[Opening Material to process section]

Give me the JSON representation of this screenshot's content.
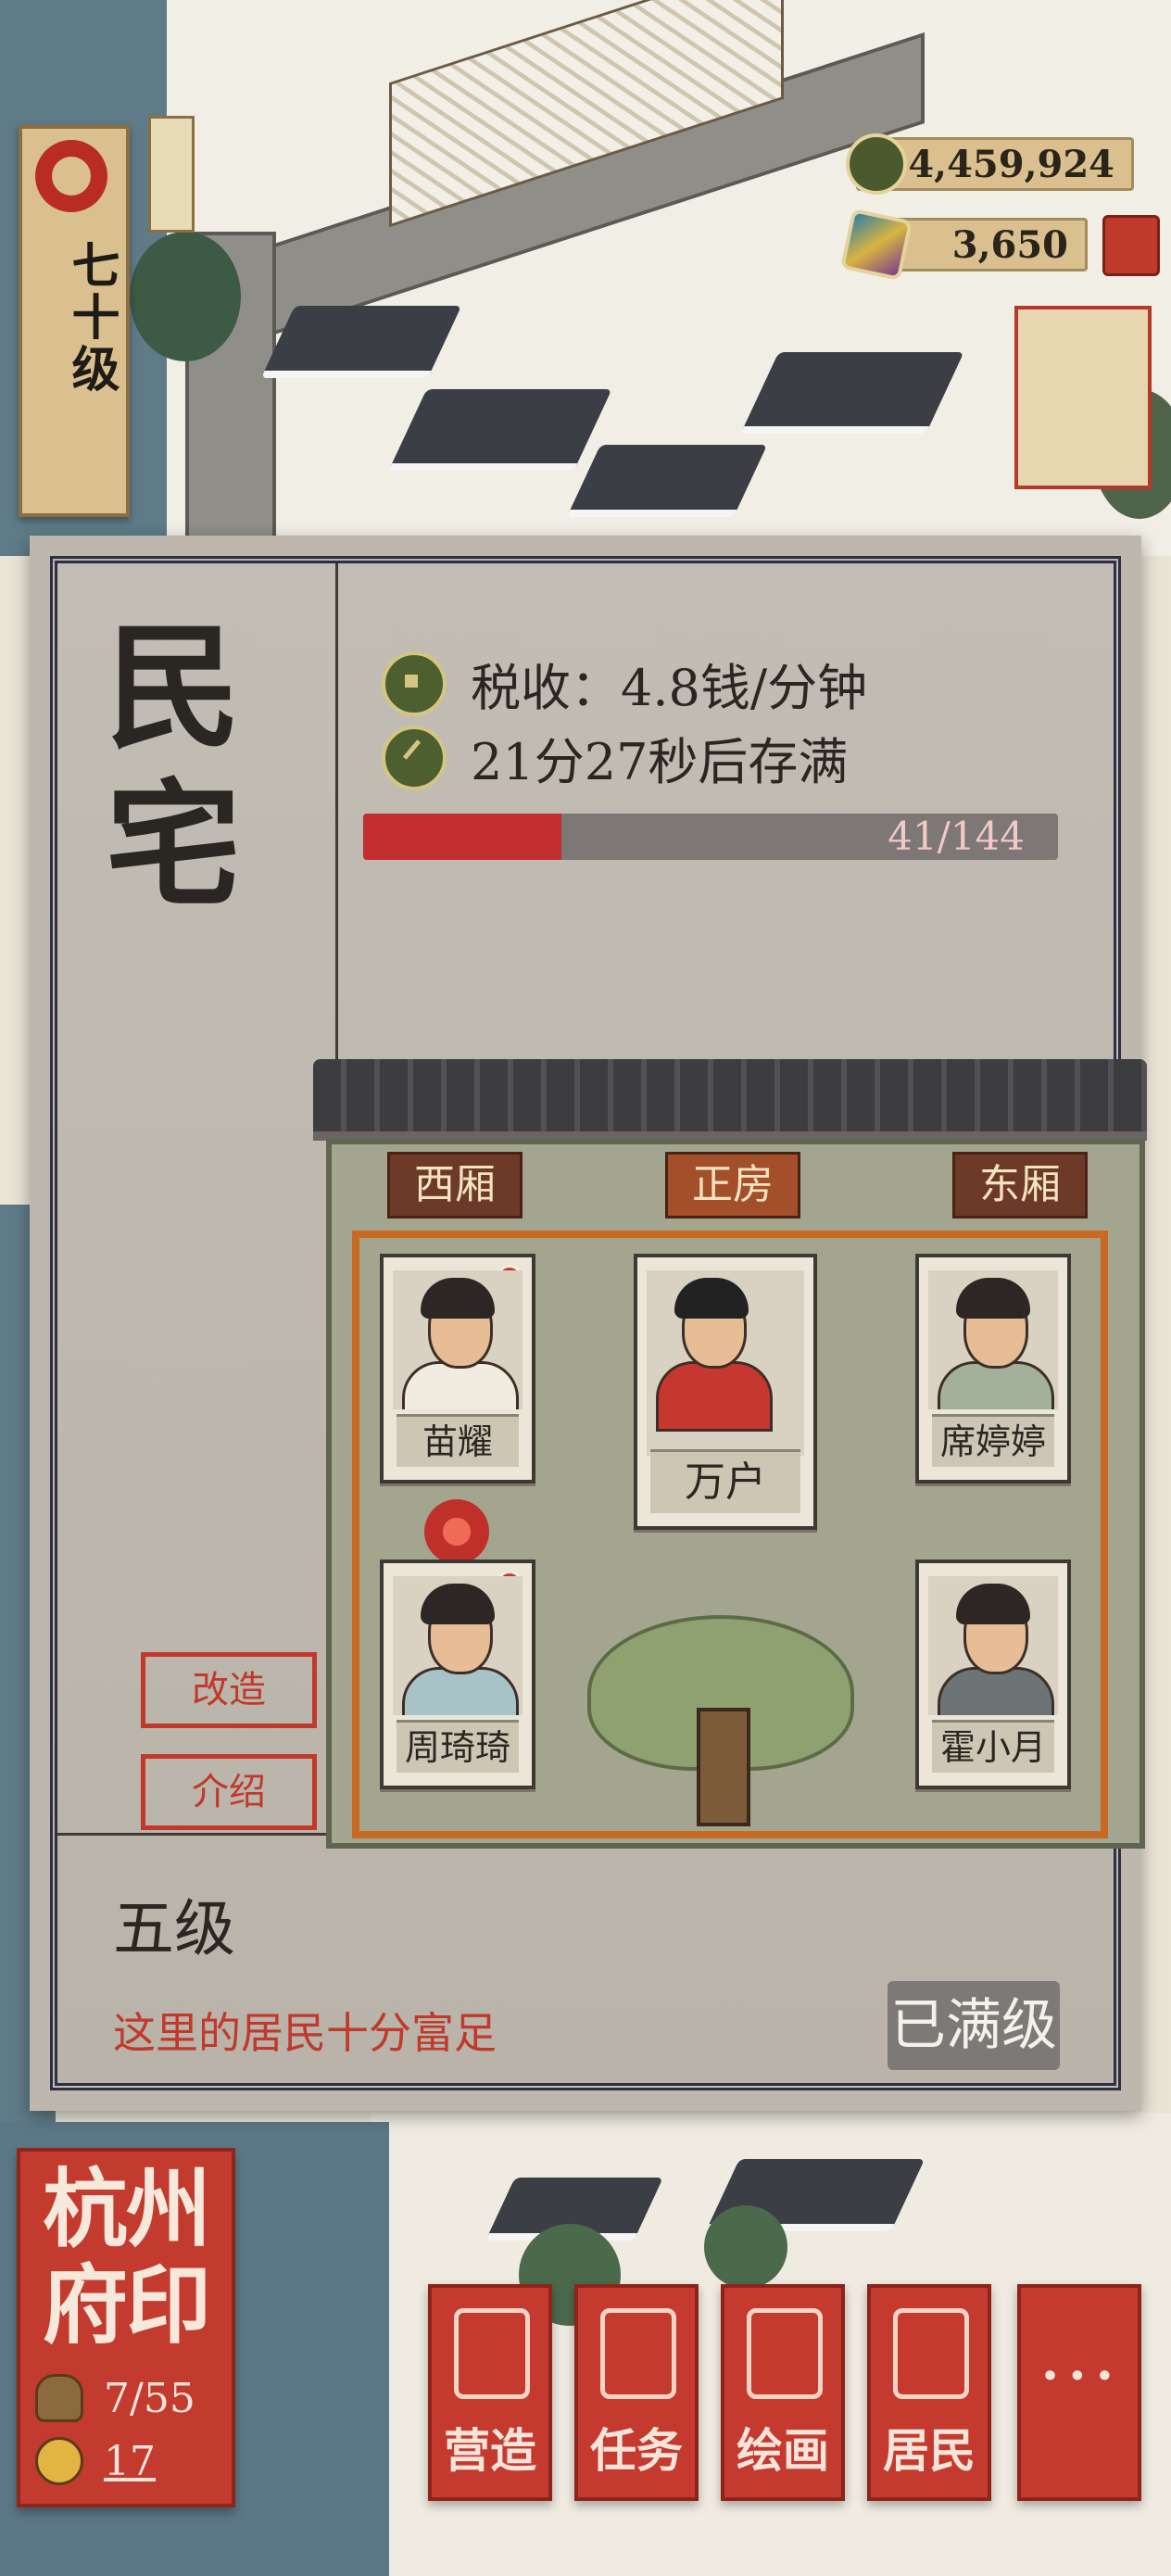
{
  "player": {
    "level": "七十级"
  },
  "currency": {
    "coins": "4,459,924",
    "gems": "3,650"
  },
  "building": {
    "name": "民宅",
    "tax": "税收：4.8钱/分钟",
    "full_timer": "21分27秒后存满",
    "storage_current": 41,
    "storage_max": 144,
    "storage_label": "41/144",
    "storage_fill": 0.285,
    "rooms": {
      "west": "西厢",
      "main": "正房",
      "east": "东厢"
    },
    "residents": [
      {
        "name": "苗耀"
      },
      {
        "name": "万户"
      },
      {
        "name": "席婷婷"
      },
      {
        "name": "周琦琦"
      },
      {
        "name": "霍小月"
      }
    ],
    "actions": {
      "renovate": "改造",
      "intro": "介绍"
    },
    "grade": "五级",
    "description": "这里的居民十分富足",
    "max_label": "已满级"
  },
  "seal": {
    "title": "杭州府印",
    "population": "7/55",
    "count": "17"
  },
  "nav": {
    "build": "营造",
    "tasks": "任务",
    "paint": "绘画",
    "residents": "居民",
    "more": "···"
  },
  "colors": {
    "accent_red": "#c0392b",
    "progress_fill": "#c42e2f",
    "panel_border": "#2e2f44"
  }
}
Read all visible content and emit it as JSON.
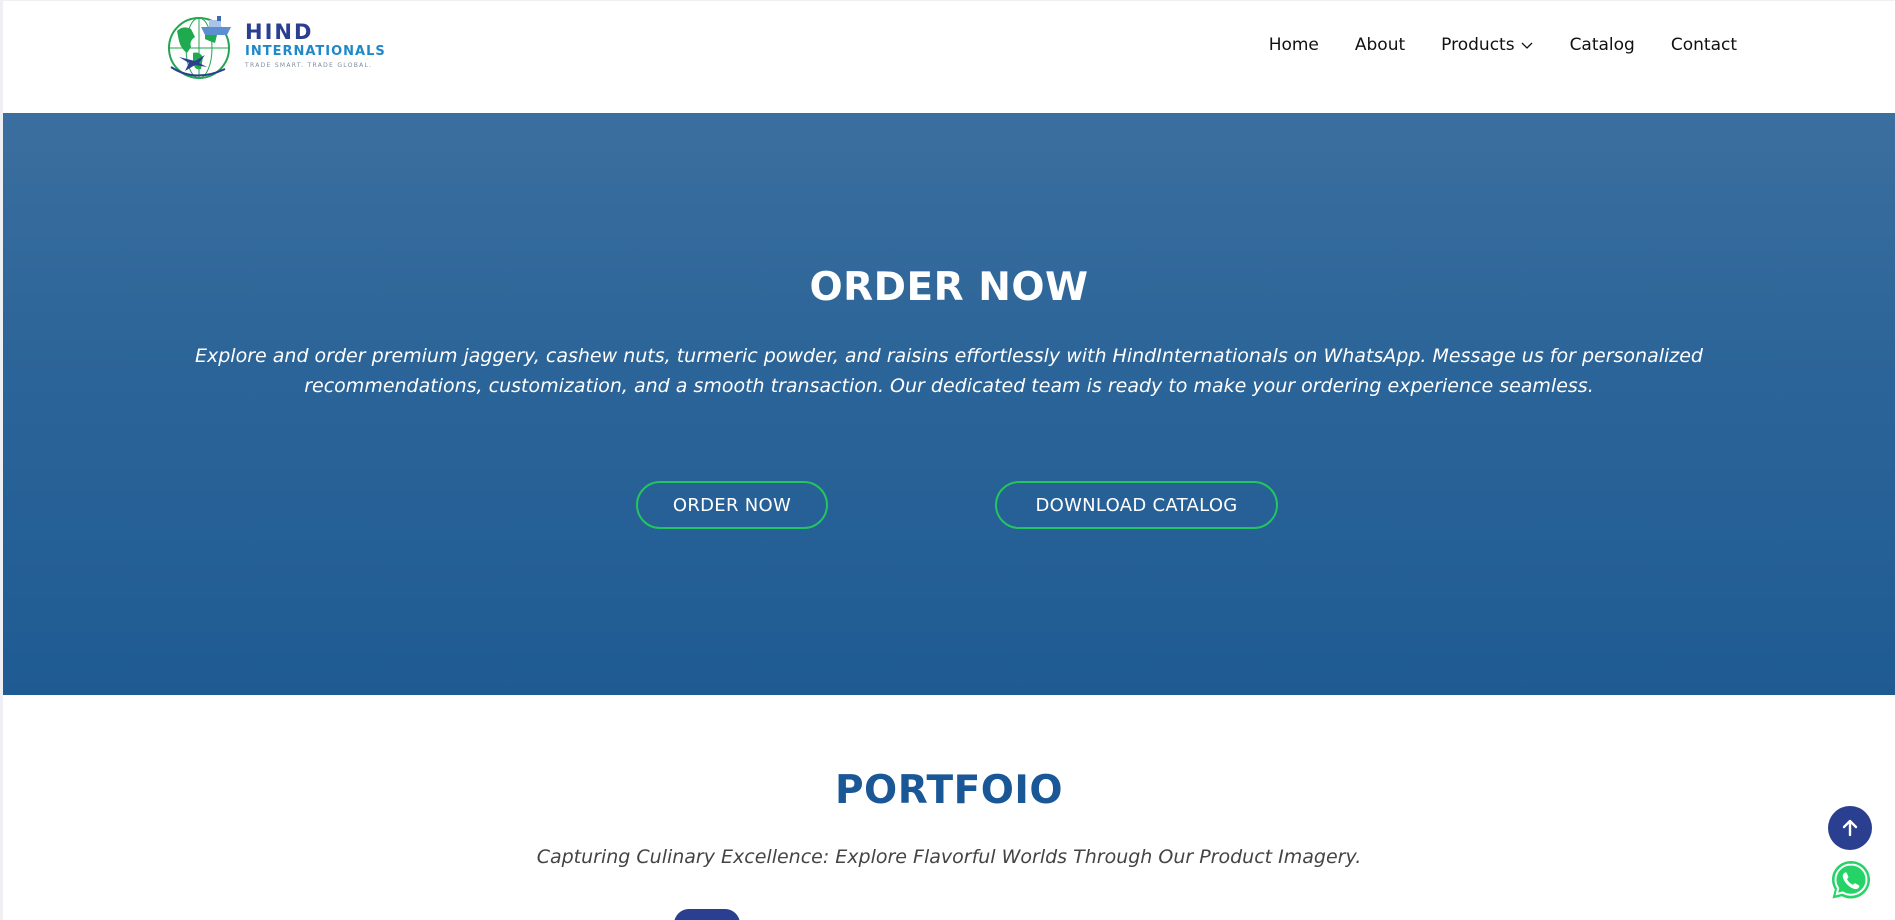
{
  "header": {
    "logo": {
      "brand_line1": "HIND",
      "brand_line2": "INTERNATIONALS",
      "tagline": "TRADE SMART. TRADE GLOBAL."
    },
    "nav": [
      {
        "label": "Home"
      },
      {
        "label": "About"
      },
      {
        "label": "Products",
        "has_dropdown": true
      },
      {
        "label": "Catalog"
      },
      {
        "label": "Contact"
      }
    ]
  },
  "hero": {
    "title": "ORDER NOW",
    "description": "Explore and order premium jaggery, cashew nuts, turmeric powder, and raisins effortlessly with HindInternationals on WhatsApp. Message us for personalized recommendations, customization, and a smooth transaction. Our dedicated team is ready to make your ordering experience seamless.",
    "buttons": {
      "order": "ORDER NOW",
      "catalog": "DOWNLOAD CATALOG"
    }
  },
  "portfolio": {
    "title": "PORTFOIO",
    "subtitle": "Capturing Culinary Excellence: Explore Flavorful Worlds Through Our Product Imagery."
  },
  "colors": {
    "brand_navy": "#2a3f8f",
    "brand_blue": "#1e88c8",
    "hero_bg_top": "#3b6f9f",
    "hero_bg_bottom": "#1f5b93",
    "button_border": "#22c55e",
    "portfolio_title": "#1a5796",
    "whatsapp_green": "#25d366"
  },
  "icons": {
    "logo": "globe-ship-plane-logo",
    "products_dropdown": "chevron-down-icon",
    "scroll_top": "arrow-up-icon",
    "whatsapp": "whatsapp-icon"
  }
}
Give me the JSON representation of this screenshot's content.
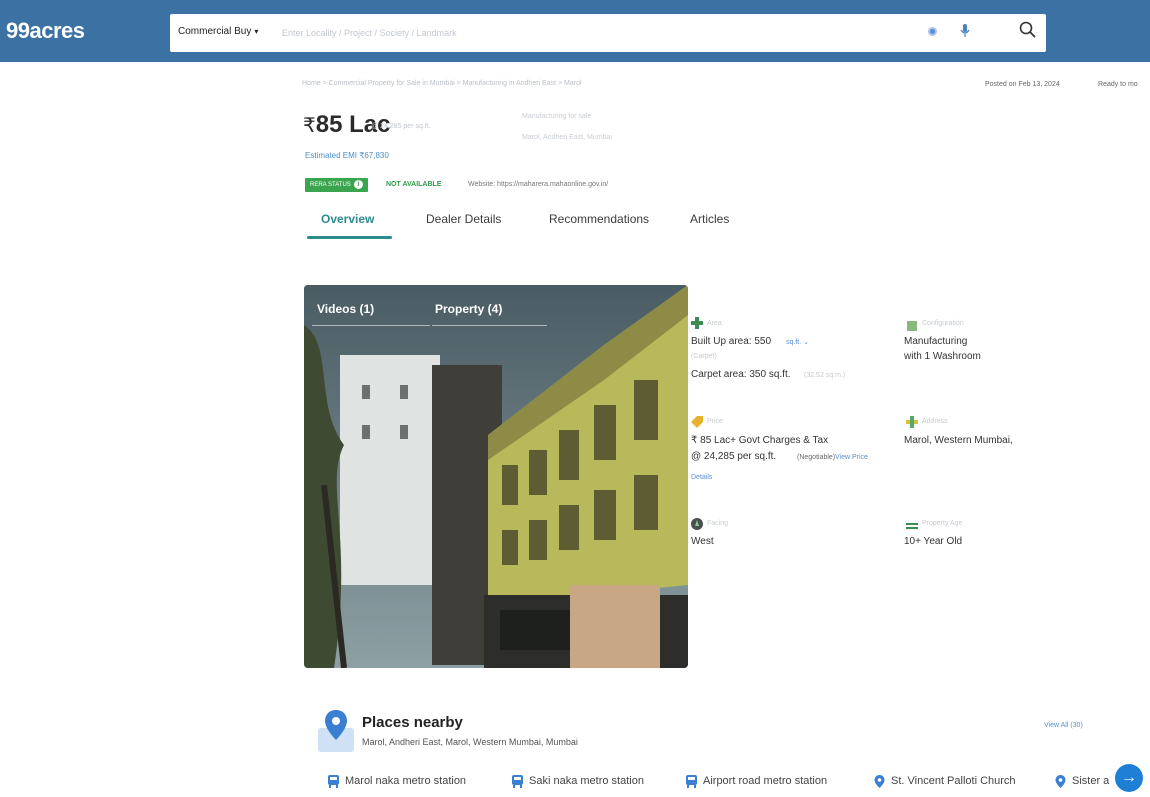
{
  "header": {
    "logo": "99acres",
    "search_type": "Commercial Buy",
    "search_placeholder": "Enter Locality / Project / Society / Landmark"
  },
  "subheader": {
    "breadcrumb": "Home > Commercial Property for Sale in Mumbai > Manufacturing in Andheri East > Marol",
    "posted": "Posted on Feb 13, 2024",
    "ready": "Ready to mo"
  },
  "price": {
    "symbol": "₹",
    "amount": "85 Lac",
    "per_sqft": "@ 24,285 per sq.ft.",
    "emi": "Estimated EMI ₹67,830",
    "project_title": "Manufacturing for sale",
    "project_location": "Marol, Andheri East, Mumbai"
  },
  "rera": {
    "badge": "RERA STATUS",
    "status": "NOT AVAILABLE",
    "website": "Website: https://maharera.mahaonline.gov.in/"
  },
  "tabs": [
    "Overview",
    "Dealer Details",
    "Recommendations",
    "Articles"
  ],
  "media": {
    "tab_videos": "Videos (1)",
    "tab_property": "Property (4)"
  },
  "details": {
    "area_label": "Area",
    "built_up": "Built Up area: 550",
    "unit": "sq.ft. ⌄",
    "carpet_label": "(Carpet)",
    "carpet": "Carpet area: 350 sq.ft.",
    "carpet_extra": "(32.52 sq.m.)",
    "config_label": "Configuration",
    "config_1": "Manufacturing",
    "config_2": "with 1 Washroom",
    "price_label": "Price",
    "price_line": "₹ 85 Lac+ Govt Charges & Tax",
    "price_sqft": "@ 24,285 per sq.ft.",
    "negotiable": "(Negotiable)",
    "view_price": "View Price",
    "details_link": "Details",
    "address_label": "Address",
    "address": "Marol, Western Mumbai,",
    "facing_label": "Facing",
    "facing": "West",
    "age_label": "Property Age",
    "age": "10+ Year Old"
  },
  "places": {
    "title": "Places nearby",
    "subtitle": "Marol, Andheri East, Marol, Western Mumbai, Mumbai",
    "view_all": "View All (30)",
    "chips": [
      "Marol naka metro station",
      "Saki naka metro station",
      "Airport road metro station",
      "St. Vincent Palloti Church",
      "Sister a"
    ]
  },
  "colors": {
    "header": "#3c71a4",
    "accent": "#2d8c8f",
    "rera_green": "#3aa54e",
    "link": "#5b8fd0",
    "fab": "#1f7fd6"
  }
}
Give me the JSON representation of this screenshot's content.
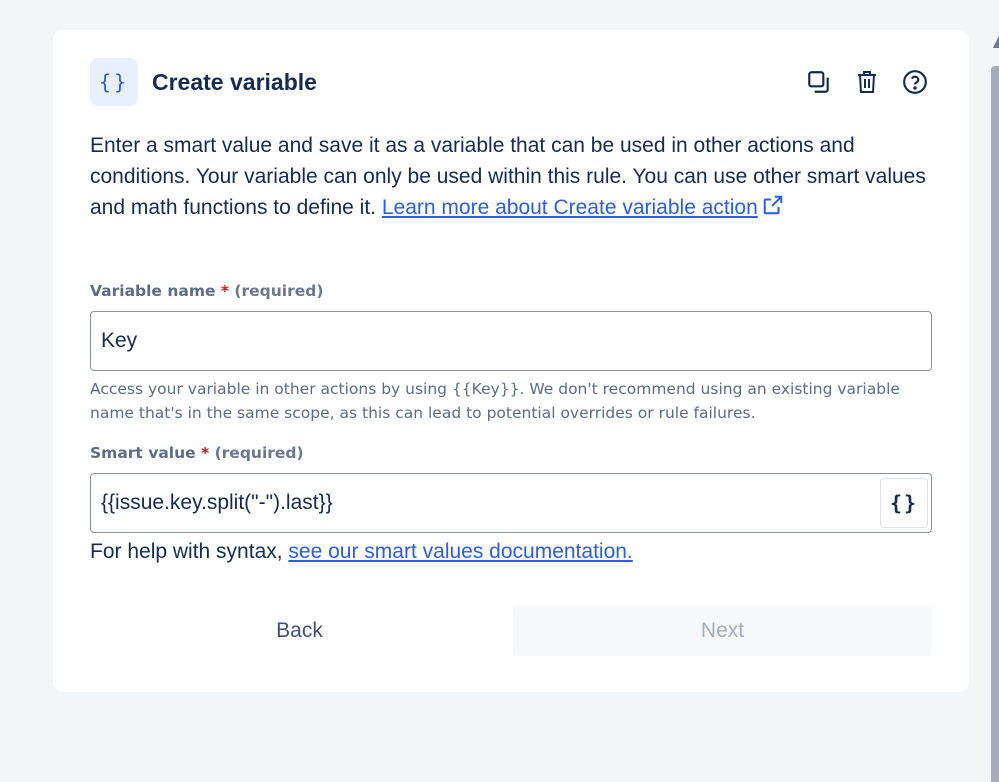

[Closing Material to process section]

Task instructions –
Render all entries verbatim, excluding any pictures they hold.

Response box –
Give me the JSON representation of this screenshot's content.
{
  "player": {
    "level": "七十级"
  },
  "currency": {
    "coins": "4,459,924",
    "gems": "3,650"
  },
  "building": {
    "name": "民宅",
    "tax": "税收：4.8钱/分钟",
    "full_timer": "21分27秒后存满",
    "storage_current": 41,
    "storage_max": 144,
    "storage_label": "41/144",
    "storage_fill": 0.285,
    "rooms": {
      "west": "西厢",
      "main": "正房",
      "east": "东厢"
    },
    "residents": [
      {
        "name": "苗耀"
      },
      {
        "name": "万户"
      },
      {
        "name": "席婷婷"
      },
      {
        "name": "周琦琦"
      },
      {
        "name": "霍小月"
      }
    ],
    "actions": {
      "renovate": "改造",
      "intro": "介绍"
    },
    "grade": "五级",
    "description": "这里的居民十分富足",
    "max_label": "已满级"
  },
  "seal": {
    "title": "杭州府印",
    "population": "7/55",
    "count": "17"
  },
  "nav": {
    "build": "营造",
    "tasks": "任务",
    "paint": "绘画",
    "residents": "居民",
    "more": "···"
  },
  "colors": {
    "accent_red": "#c0392b",
    "progress_fill": "#c42e2f",
    "panel_border": "#2e2f44"
  }
}
Read all visible content and emit it as JSON.
{
  "header": {
    "logo": {
      "brand_line1": "HIND",
      "brand_line2": "INTERNATIONALS",
      "tagline": "TRADE SMART. TRADE GLOBAL."
    },
    "nav": [
      {
        "label": "Home"
      },
      {
        "label": "About"
      },
      {
        "label": "Products",
        "has_dropdown": true
      },
      {
        "label": "Catalog"
      },
      {
        "label": "Contact"
      }
    ]
  },
  "hero": {
    "title": "ORDER NOW",
    "description": "Explore and order premium jaggery, cashew nuts, turmeric powder, and raisins effortlessly with HindInternationals on WhatsApp. Message us for personalized recommendations, customization, and a smooth transaction. Our dedicated team is ready to make your ordering experience seamless.",
    "buttons": {
      "order": "ORDER NOW",
      "catalog": "DOWNLOAD CATALOG"
    }
  },
  "portfolio": {
    "title": "PORTFOIO",
    "subtitle": "Capturing Culinary Excellence: Explore Flavorful Worlds Through Our Product Imagery."
  },
  "colors": {
    "brand_navy": "#2a3f8f",
    "brand_blue": "#1e88c8",
    "hero_bg_top": "#3b6f9f",
    "hero_bg_bottom": "#1f5b93",
    "button_border": "#22c55e",
    "portfolio_title": "#1a5796",
    "whatsapp_green": "#25d366"
  },
  "icons": {
    "logo": "globe-ship-plane-logo",
    "products_dropdown": "chevron-down-icon",
    "scroll_top": "arrow-up-icon",
    "whatsapp": "whatsapp-icon"
  }
}
Give me the JSON representation of this screenshot's content.
{
  "header": {
    "logo": "99acres",
    "search_type": "Commercial Buy",
    "search_placeholder": "Enter Locality / Project / Society / Landmark"
  },
  "subheader": {
    "breadcrumb": "Home > Commercial Property for Sale in Mumbai > Manufacturing in Andheri East > Marol",
    "posted": "Posted on Feb 13, 2024",
    "ready": "Ready to mo"
  },
  "price": {
    "symbol": "₹",
    "amount": "85 Lac",
    "per_sqft": "@ 24,285 per sq.ft.",
    "emi": "Estimated EMI ₹67,830",
    "project_title": "Manufacturing for sale",
    "project_location": "Marol, Andheri East, Mumbai"
  },
  "rera": {
    "badge": "RERA STATUS",
    "status": "NOT AVAILABLE",
    "website": "Website: https://maharera.mahaonline.gov.in/"
  },
  "tabs": [
    "Overview",
    "Dealer Details",
    "Recommendations",
    "Articles"
  ],
  "media": {
    "tab_videos": "Videos (1)",
    "tab_property": "Property (4)"
  },
  "details": {
    "area_label": "Area",
    "built_up": "Built Up area: 550",
    "unit": "sq.ft. ⌄",
    "carpet_label": "(Carpet)",
    "carpet": "Carpet area: 350 sq.ft.",
    "carpet_extra": "(32.52 sq.m.)",
    "config_label": "Configuration",
    "config_1": "Manufacturing",
    "config_2": "with 1 Washroom",
    "price_label": "Price",
    "price_line": "₹ 85 Lac+ Govt Charges & Tax",
    "price_sqft": "@ 24,285 per sq.ft.",
    "negotiable": "(Negotiable)",
    "view_price": "View Price",
    "details_link": "Details",
    "address_label": "Address",
    "address": "Marol, Western Mumbai,",
    "facing_label": "Facing",
    "facing": "West",
    "age_label": "Property Age",
    "age": "10+ Year Old"
  },
  "places": {
    "title": "Places nearby",
    "subtitle": "Marol, Andheri East, Marol, Western Mumbai, Mumbai",
    "view_all": "View All (30)",
    "chips": [
      "Marol naka metro station",
      "Saki naka metro station",
      "Airport road metro station",
      "St. Vincent Palloti Church",
      "Sister a"
    ]
  },
  "colors": {
    "header": "#3c71a4",
    "accent": "#2d8c8f",
    "rera_green": "#3aa54e",
    "link": "#5b8fd0",
    "fab": "#1f7fd6"
  }
}
Give me the JSON representation of this screenshot's content.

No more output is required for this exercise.